When Prince Dmitri Nekhludov is called for jury duty on a murder case, he little knows how the experience will change his life. Faced with the accused, a prostitute, he recognizes Katusha, the young girl he seduced and abandoned many years before, and realizes his responsibility for the life of degradation she has been forced to lead. His determination to make amends leads him into the darkest reaches of the Tsarist prison system, and to the beginning of his spiritual regeneration.
Based on a true story, Tolstoy’s final novel is a deeply moving and compassionate tale of human frailty and reformation.
Public Domain (P)2012 Naxos AudioBooks
I have edited 38 national best sellers and had a writing fellowship from the National Endowment for the Humanities.
As a book editor, I ask my clients not to use their characters to speak for them but to allow the characters to speak for themselves. I don't believe this is the case in Resurrection. Tolstoy wants to address the Russian "justice" and penal systems, and although he dramatizes the unfolding action, at its core, the dialogue and narrative are more obviously coming straight from the author than I prefer. The setup is interesting: a wealthy juror finds that the accused murderer is a young woman who lived in his aunts' house and whom he loved and betrayed many years before. Believing his betrayal resulted in her ruination and ultimately brought her to this sorry fate, he takes responsibility and follows her to Siberia, where she is imprisoned. This nobleman's thoughts and dialogue were, in my opinion, not distanced enough from what Tolstoy believed, and I was always aware of the author's presence. I think the author should be invisible to the readers rather than the characters' puppeteer.

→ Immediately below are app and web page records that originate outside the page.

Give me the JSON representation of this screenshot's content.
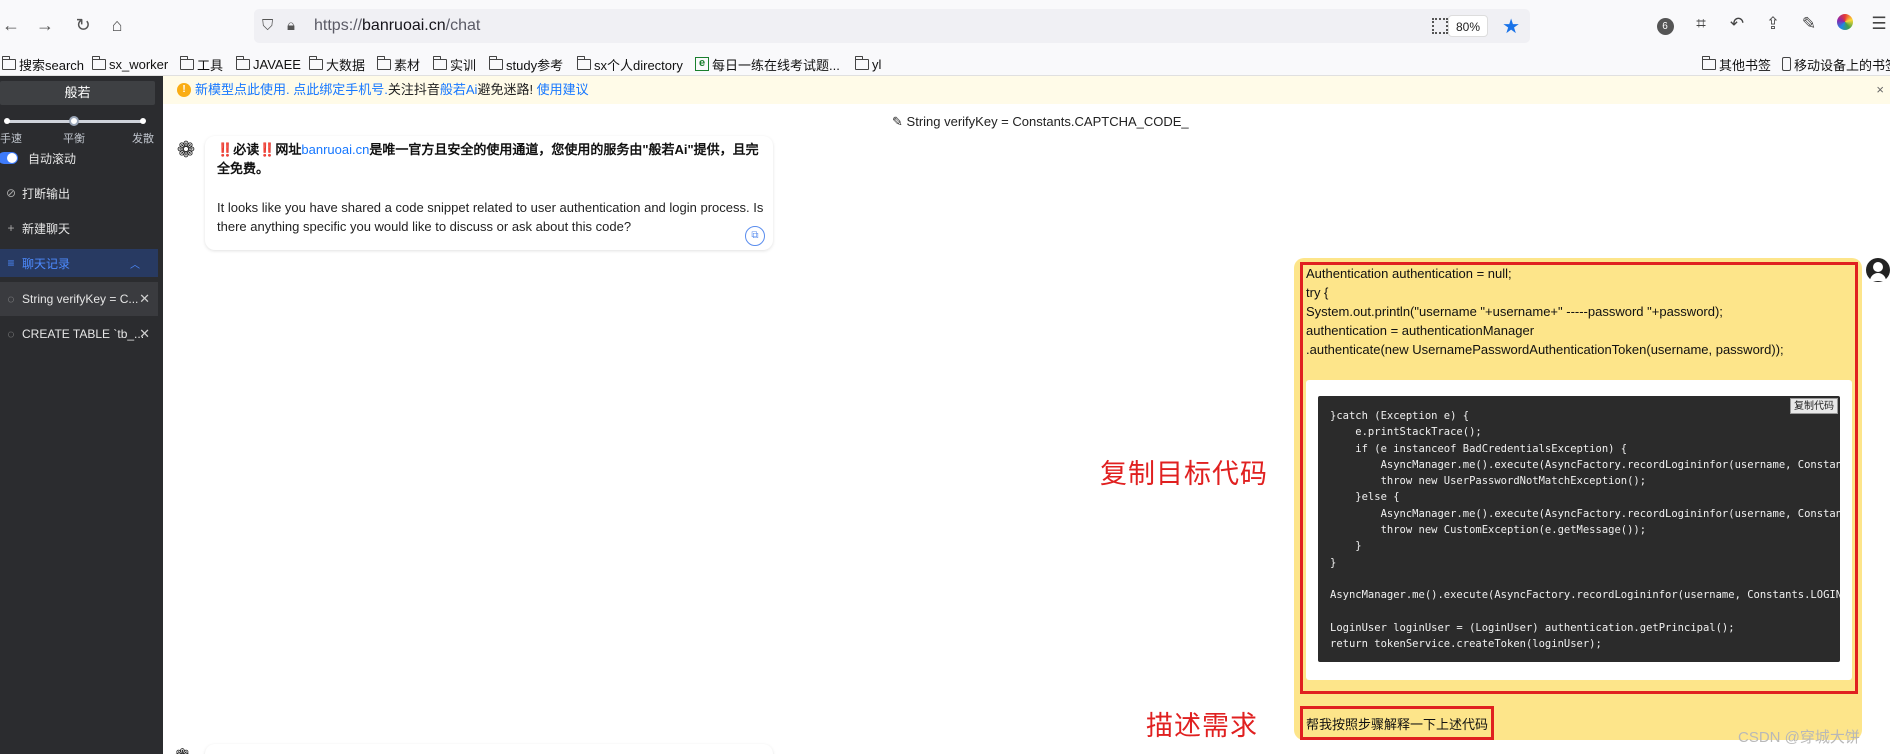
{
  "browser": {
    "url_prefix": "https://",
    "url_host": "banruoai.cn",
    "url_path": "/chat",
    "zoom": "80%",
    "ext_badge": "6",
    "icons": [
      "back-icon",
      "forward-icon",
      "reload-icon",
      "home-icon",
      "shield-icon",
      "lock-icon",
      "qr-code-icon",
      "star-icon",
      "crop-icon",
      "undo-icon",
      "share-icon",
      "pen-icon",
      "color-wheel-icon",
      "menu-icon"
    ]
  },
  "bookmarks": {
    "items": [
      "搜索search",
      "sx_worker",
      "工具",
      "JAVAEE",
      "大数据",
      "素材",
      "实训",
      "study参考",
      "sx个人directory",
      "每日一练在线考试题...",
      "yl"
    ],
    "right_items": [
      "其他书签",
      "移动设备上的书签"
    ]
  },
  "sidebar": {
    "title": "般若",
    "speed_labels": [
      "手速",
      "平衡",
      "发散"
    ],
    "speed_level": "平衡",
    "auto_scroll": "自动滚动",
    "interrupt": "打断输出",
    "new_chat": "新建聊天",
    "history": "聊天记录",
    "chats": [
      "String verifyKey = C...",
      "CREATE TABLE `tb_..."
    ]
  },
  "notice": {
    "part1": "新模型点此使用. ",
    "part2": "点此绑定手机号.",
    "part3": "关注抖音",
    "part4": "般若Ai",
    "part5": "避免迷路! ",
    "part6": "使用建议",
    "close": "×"
  },
  "chat": {
    "title": "String verifyKey = Constants.CAPTCHA_CODE_",
    "bot_notice_mark": "‼️",
    "bot_notice_a": "必读",
    "bot_notice_b": "网址",
    "bot_notice_link": "banruoai.cn",
    "bot_notice_c": "是唯一官方且安全的使用通道，您使用的服务由\"般若Ai\"提供，且完全免费。",
    "bot_reply": "It looks like you have shared a code snippet related to user authentication and login process. Is there anything specific you would like to discuss or ask about this code?",
    "user_code_text": "Authentication authentication = null;\ntry {\nSystem.out.println(\"username \"+username+\" -----password \"+password);\nauthentication = authenticationManager\n.authenticate(new UsernamePasswordAuthenticationToken(username, password));",
    "code_block": "}catch (Exception e) {\n    e.printStackTrace();\n    if (e instanceof BadCredentialsException) {\n        AsyncManager.me().execute(AsyncFactory.recordLogininfor(username, Constants.LOGIN_FAIL\n        throw new UserPasswordNotMatchException();\n    }else {\n        AsyncManager.me().execute(AsyncFactory.recordLogininfor(username, Constants.LOGIN_FAIL\n        throw new CustomException(e.getMessage());\n    }\n}\n\nAsyncManager.me().execute(AsyncFactory.recordLogininfor(username, Constants.LOGIN_SUCCESS\n\nLoginUser loginUser = (LoginUser) authentication.getPrincipal();\nreturn tokenService.createToken(loginUser);",
    "code_copy_label": "复制代码",
    "user_request": "帮我按照步骤解释一下上述代码"
  },
  "annotations": {
    "copy_code": "复制目标代码",
    "describe": "描述需求"
  },
  "watermark": "CSDN @穿城大饼",
  "colors": {
    "accent": "#1677ff",
    "user_bubble": "#fde58a",
    "annotation_red": "#e02020",
    "sidebar_bg": "#2b2c2f"
  }
}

I did, however, respect Tolstoy's stance and his taking on his huge and terrible issue that was so unfair and prevalent in his country.
There are no listener reviews for this title yet.
Report Inappropriate Content